Despite this obsoletion risk, Google remains one of most powerful corporations in history, complete with detailed psychographic profiles that cover a significant portion of the population. The ability to combine their vast data troves with the power of quantum computing is truly a mind-bending possibility. We are neutral on Google's outlook. Google could become the quantum era's Arasaka or its AOL.
We are very bullish on Palantir, but will readily admit the difficulties of valuing such a business. It is more of an art than a science. If Palantir succeeds, it will have a software platform that connects and manages entire industries. This is enough to make Palantir's revenue guidance seem conservative, at the same time that leveraging AI/ML will decrease the costs associated with scaling the business, using computers to write code. This is something we discussed in a previous article.

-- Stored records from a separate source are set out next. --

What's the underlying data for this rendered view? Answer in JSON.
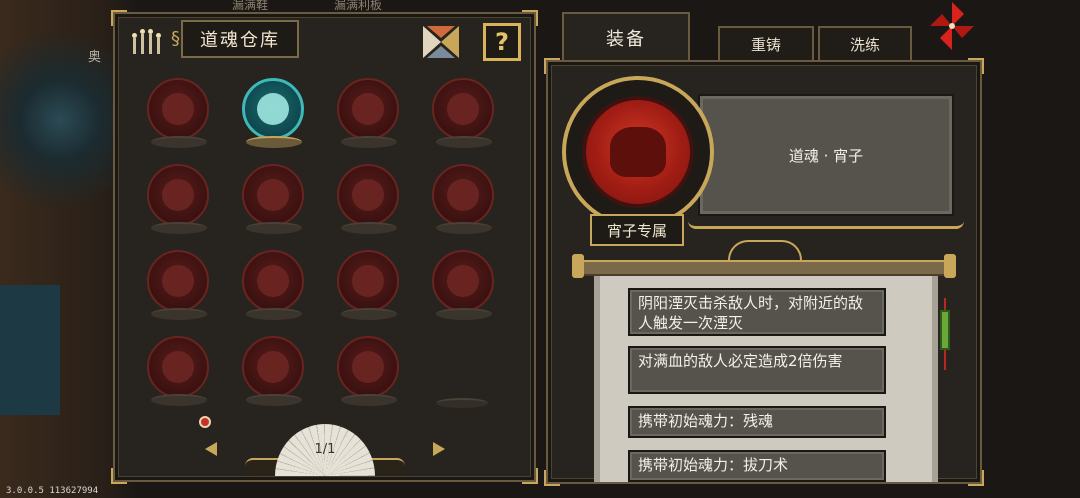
{
  "background": {
    "version": "3.0.0.5 113627994",
    "top_text_left": "漏满鞋",
    "top_text_right": "漏满利板",
    "left_fragment": "奥"
  },
  "left_panel": {
    "title": "道魂仓库",
    "help_icon": "?",
    "pager": {
      "page": "1/1"
    },
    "slots": [
      {
        "state": "owned"
      },
      {
        "state": "equipped"
      },
      {
        "state": "owned"
      },
      {
        "state": "owned"
      },
      {
        "state": "owned"
      },
      {
        "state": "owned"
      },
      {
        "state": "owned"
      },
      {
        "state": "owned"
      },
      {
        "state": "owned"
      },
      {
        "state": "owned"
      },
      {
        "state": "owned"
      },
      {
        "state": "owned"
      },
      {
        "state": "owned",
        "badge": true
      },
      {
        "state": "owned"
      },
      {
        "state": "owned"
      },
      {
        "state": "empty"
      }
    ]
  },
  "tabs": {
    "equip": "装备",
    "recast": "重铸",
    "refine": "洗练"
  },
  "right_panel": {
    "soul_name": "道魂 · 宵子",
    "exclusive_tag": "宵子专属",
    "effects": [
      "阴阳湮灭击杀敌人时，对附近的敌人触发一次湮灭",
      "对满血的敌人必定造成2倍伤害",
      "携带初始魂力：残魂",
      "携带初始魂力：拔刀术"
    ]
  },
  "colors": {
    "accent_gold": "#c9a75a",
    "panel": "#27241f",
    "soul_red": "#a11d14",
    "soul_teal": "#3fb8b8"
  }
}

The situation is further augmented by the fact that the government is likely to step in and accelerate adoption of such technology, to keep pace with Europe's GAIA-X and China's Alibaba, which recently unveiled a secret 3-year project to develop a prototype smart factory that runs on data and AI.
How big is this opportunity? Palantir believes its addressable market is $119B. Palantir's partners, such as IBM, all have a vested interest in seeing the company succeed. The analysis is yet further complicated by the fact that Palantir's platform has significant network effects. The more companies join, the more value it can potentially provide.

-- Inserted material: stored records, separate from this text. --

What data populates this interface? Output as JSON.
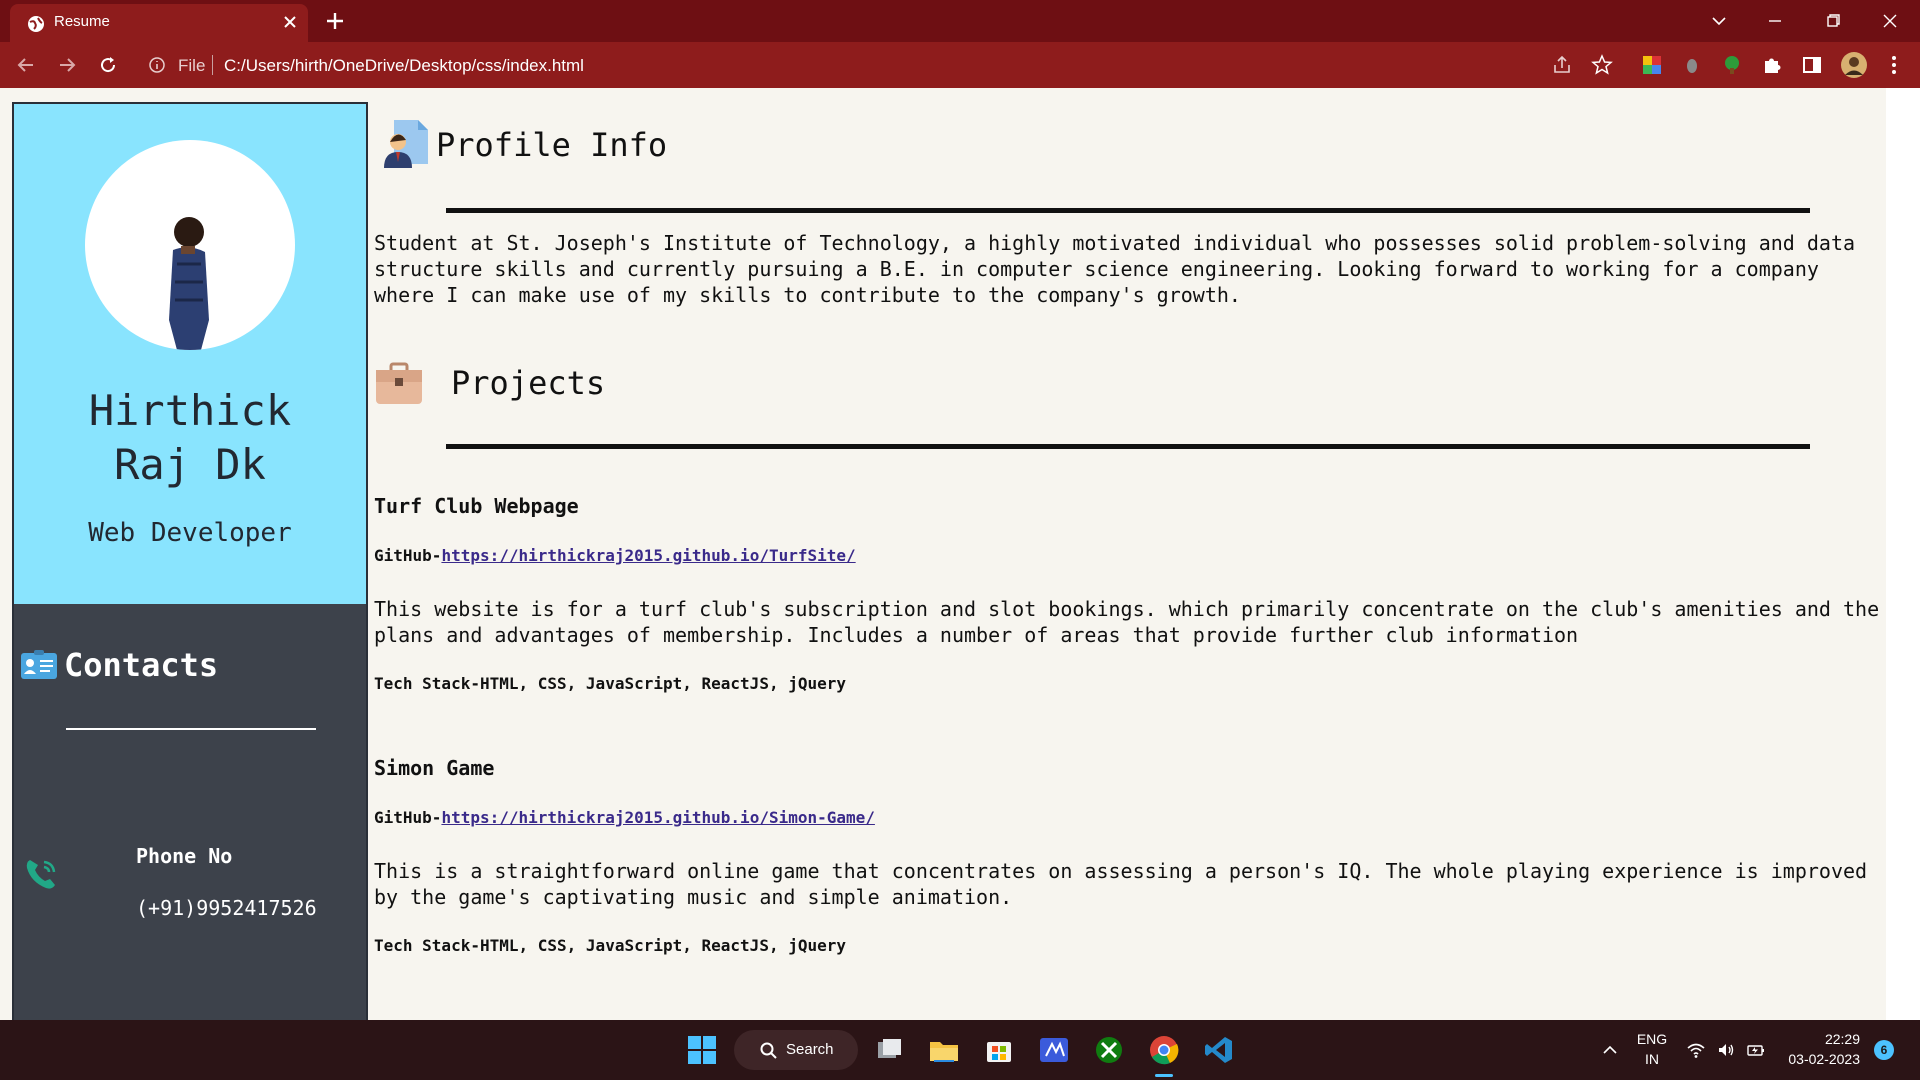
{
  "browser": {
    "tab_title": "Resume",
    "file_label": "File",
    "url": "C:/Users/hirth/OneDrive/Desktop/css/index.html"
  },
  "sidebar": {
    "name": "Hirthick\nRaj Dk",
    "role": "Web Developer",
    "contacts_title": "Contacts",
    "phone_label": "Phone No",
    "phone_value": "(+91)9952417526"
  },
  "profile": {
    "title": "Profile Info",
    "text": "Student at St. Joseph's Institute of Technology, a highly motivated individual who possesses solid problem-solving and data structure skills and currently pursuing a B.E. in computer science engineering. Looking forward to working for a company where I can make use of my skills to contribute to the company's growth."
  },
  "projects": {
    "title": "Projects",
    "items": [
      {
        "title": "Turf Club Webpage",
        "github_prefix": "GitHub-",
        "github_url": "https://hirthickraj2015.github.io/TurfSite/",
        "description": "This website is for a turf club's subscription and slot bookings. which primarily concentrate on the club's amenities and the plans and advantages of membership. Includes a number of areas that provide further club information",
        "stack": "Tech Stack-HTML, CSS, JavaScript, ReactJS, jQuery"
      },
      {
        "title": "Simon Game",
        "github_prefix": "GitHub-",
        "github_url": "https://hirthickraj2015.github.io/Simon-Game/",
        "description": "This is a straightforward online game that concentrates on assessing a person's IQ. The whole playing experience is improved by the game's captivating music and simple animation.",
        "stack": "Tech Stack-HTML, CSS, JavaScript, ReactJS, jQuery"
      }
    ]
  },
  "taskbar": {
    "search_label": "Search",
    "lang_top": "ENG",
    "lang_bottom": "IN",
    "time": "22:29",
    "date": "03-02-2023",
    "notification_count": "6"
  },
  "colors": {
    "chrome_dark": "#6e0f13",
    "chrome_tab": "#8e1c1c",
    "sidebar_top": "#89e4fe",
    "sidebar_bottom": "#3d424b",
    "page_bg": "#f7f5ef",
    "link": "#3a2a8a"
  }
}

We are going to be the most important software company in the world, and people will figure out what that's valued over a long period of time. And we're very comfortable with investors toying around, 'it could be like this it could be like that'.
We are going to deliver the world's best software with the world's most efficient way of delivering it. Investors will decide what's that what's that work is worth to them. And I think you'll find in a number of years that there will be a consensus: Palantir is a truly special software company that is arguably the most important software company in the world.
-Alex Karp (9/30/2020)
Suppose that investors realized that Palantir's opportunity is, in our view, bigger than that of Snowflake Inc. If Palantir were to trade at a similar multiple, it would value the company at roughly $100B, or $55/share. If Palantir could capture 8% of this $119B market, it would be worth $105/share, assuming a 20x revenue multiple, half of what it trades at currently.
Therefore, we are long Palantir with a price target of $50 in the near term and $100 in the medium term. But suppose that Palantir could capture 30% of the market... it could be worth $400 in the long term, with the added tailwind of significant network effects providing a roadmap to future growth.
The old adage on Wall Street has always been that 'this time it's never different.' Some once suggested that the internet itself was an overhyped fad (example 1 | example 2), particularly after the tech bubble. So far the future has been a place where in hindsight, the facts are stranger than fiction.
This article was written by
Disclosure: I am/we are long PLTR, GOOGL, MSFT, AMZN. I wrote this article myself, and it expresses my own opinions. I am not receiving compensation for it (other than from Seeking Alpha). I have no business relationship with any company whose stock is mentioned in this article.